02-24-2013 05:45 PM
02-24-2013 08:09 PM
I believe they will average your income from the last 2 years.
Doing the math, you are right at a 41 percent DTI. If you can't get the waiver, you might want to think about FHA.
02-24-2013 10:01 PM - edited 02-24-2013 10:13 PM
Your math is wrong.
For 2013: $3,985 earned over 47 days equates to $84.79 per day. So, for January and Feb you can be expected to gross $5,002.61. That's 2 months of your 24,
For 2012: you earned $26,936. That's another 12 months, for a total of 14 months.
For 2011, you earned $12,936 over 12 months. That's $1,078 per months, and you need 10 months, so $10,780
$5,002.61 + $26,936 + $10,780 = $42,718.61 , divided by 24 months comes to $1,779.94 per month on average.
$1,779.92 plus your husband's $3,208 comes to $4,987.92
Mortgage payment of $1,267 plus other payments of $785 comes to $2,052 per month.
$2,052 divided by $4,987.92 comes to 41.14 percent.
You need to find a way to get your other payments down, either pay something off or consolidate.

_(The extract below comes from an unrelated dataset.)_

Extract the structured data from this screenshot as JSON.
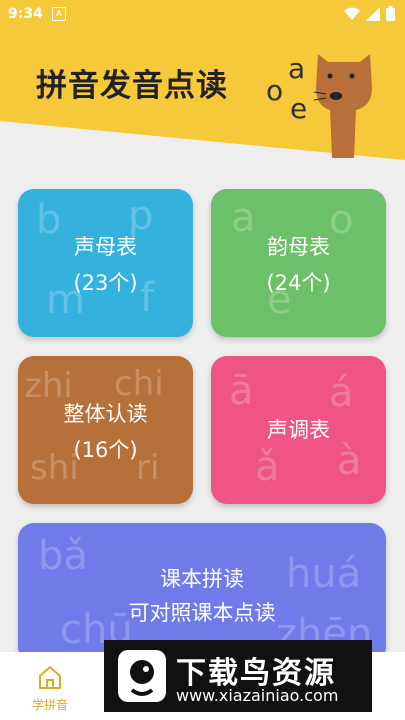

Hopefully you are far enough out from closing that you can get an updated figure on ther other payments in front of your LO.
02-25-2013 02:06 AM
Elcid nailed it.
02-25-2013 05:20 AM
02-25-2013 06:54 AM
IMPORTANT INFORMATION: All FICO® Score products made available on myFICO.com include a FICO® Score 8, along with additional FICO® Score versions. Your lender or insurer may use a different FICO® Score than the versions you receive from myFICO, or another type of credit score altogether. Learn more
FICO, myFICO, Score Watch, The score lenders use, and The Score That Matters are trademarks or registered trademarks of Fair Isaac Corporation. Equifax Credit Report is a trademark of Equifax, Inc. and its affiliated companies. Many factors affect your FICO Score and the interest rates you may receive. Fair Isaac is not a credit repair organization as defined under federal or state law, including the Credit Repair Organizations Act. Fair Isaac does not provide "credit repair" services or advice or assistance regarding "rebuilding" or "improving" your credit record, credit history or credit rating. FTC's website on credit.